* _PROBLEM TO WORK ON_: Return a copy of every line in the records that includes the word "kind".

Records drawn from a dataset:
=== Section Start ===

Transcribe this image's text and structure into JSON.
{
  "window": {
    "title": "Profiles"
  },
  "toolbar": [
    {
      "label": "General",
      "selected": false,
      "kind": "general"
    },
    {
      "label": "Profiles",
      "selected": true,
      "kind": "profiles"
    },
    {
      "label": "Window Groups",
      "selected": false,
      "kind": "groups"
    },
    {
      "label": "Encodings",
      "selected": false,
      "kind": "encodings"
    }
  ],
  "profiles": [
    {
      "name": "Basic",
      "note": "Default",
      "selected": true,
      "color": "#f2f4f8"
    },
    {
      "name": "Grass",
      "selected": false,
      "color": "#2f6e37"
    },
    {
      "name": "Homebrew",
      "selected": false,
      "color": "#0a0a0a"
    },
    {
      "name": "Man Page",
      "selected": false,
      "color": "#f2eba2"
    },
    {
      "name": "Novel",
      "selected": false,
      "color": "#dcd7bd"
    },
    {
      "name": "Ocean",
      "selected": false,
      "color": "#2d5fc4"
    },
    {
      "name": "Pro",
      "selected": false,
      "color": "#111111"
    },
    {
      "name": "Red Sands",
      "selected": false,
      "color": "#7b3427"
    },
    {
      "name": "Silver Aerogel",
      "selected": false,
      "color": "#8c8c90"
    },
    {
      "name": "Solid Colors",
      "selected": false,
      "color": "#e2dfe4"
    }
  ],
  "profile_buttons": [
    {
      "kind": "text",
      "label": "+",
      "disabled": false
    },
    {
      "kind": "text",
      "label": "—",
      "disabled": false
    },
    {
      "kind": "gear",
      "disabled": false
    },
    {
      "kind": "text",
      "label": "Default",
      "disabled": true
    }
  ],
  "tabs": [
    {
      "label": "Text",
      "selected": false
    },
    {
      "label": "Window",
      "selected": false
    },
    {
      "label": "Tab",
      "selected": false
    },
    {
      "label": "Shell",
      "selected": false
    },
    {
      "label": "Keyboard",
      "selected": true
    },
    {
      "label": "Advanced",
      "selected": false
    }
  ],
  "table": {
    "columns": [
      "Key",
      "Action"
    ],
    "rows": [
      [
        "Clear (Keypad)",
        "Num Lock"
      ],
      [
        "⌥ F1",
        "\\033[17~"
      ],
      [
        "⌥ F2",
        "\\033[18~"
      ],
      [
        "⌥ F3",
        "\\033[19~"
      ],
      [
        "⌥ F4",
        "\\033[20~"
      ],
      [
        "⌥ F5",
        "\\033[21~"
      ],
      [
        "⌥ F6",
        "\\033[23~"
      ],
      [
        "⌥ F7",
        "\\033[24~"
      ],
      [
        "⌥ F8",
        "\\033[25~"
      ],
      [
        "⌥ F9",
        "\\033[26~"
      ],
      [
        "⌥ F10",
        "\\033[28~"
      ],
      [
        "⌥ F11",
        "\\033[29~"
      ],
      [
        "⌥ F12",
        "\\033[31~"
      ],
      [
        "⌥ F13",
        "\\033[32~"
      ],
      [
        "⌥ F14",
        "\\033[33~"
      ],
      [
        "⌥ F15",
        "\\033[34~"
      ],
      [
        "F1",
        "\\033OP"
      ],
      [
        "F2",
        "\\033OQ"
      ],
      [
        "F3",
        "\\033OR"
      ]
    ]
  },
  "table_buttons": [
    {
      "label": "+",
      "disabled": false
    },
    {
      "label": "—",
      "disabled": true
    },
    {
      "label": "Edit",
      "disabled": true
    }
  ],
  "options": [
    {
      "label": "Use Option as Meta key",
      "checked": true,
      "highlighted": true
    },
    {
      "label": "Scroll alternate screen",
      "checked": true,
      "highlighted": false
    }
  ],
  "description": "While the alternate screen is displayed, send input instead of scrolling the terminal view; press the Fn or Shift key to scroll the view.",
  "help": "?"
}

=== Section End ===

* _SOLUTION TO THIS TASK_:
      "kind": "general"
      "kind": "profiles"
      "kind": "groups"
      "kind": "encodings"
      "kind": "text",
      "kind": "text",
      "kind": "gear",
      "kind": "text",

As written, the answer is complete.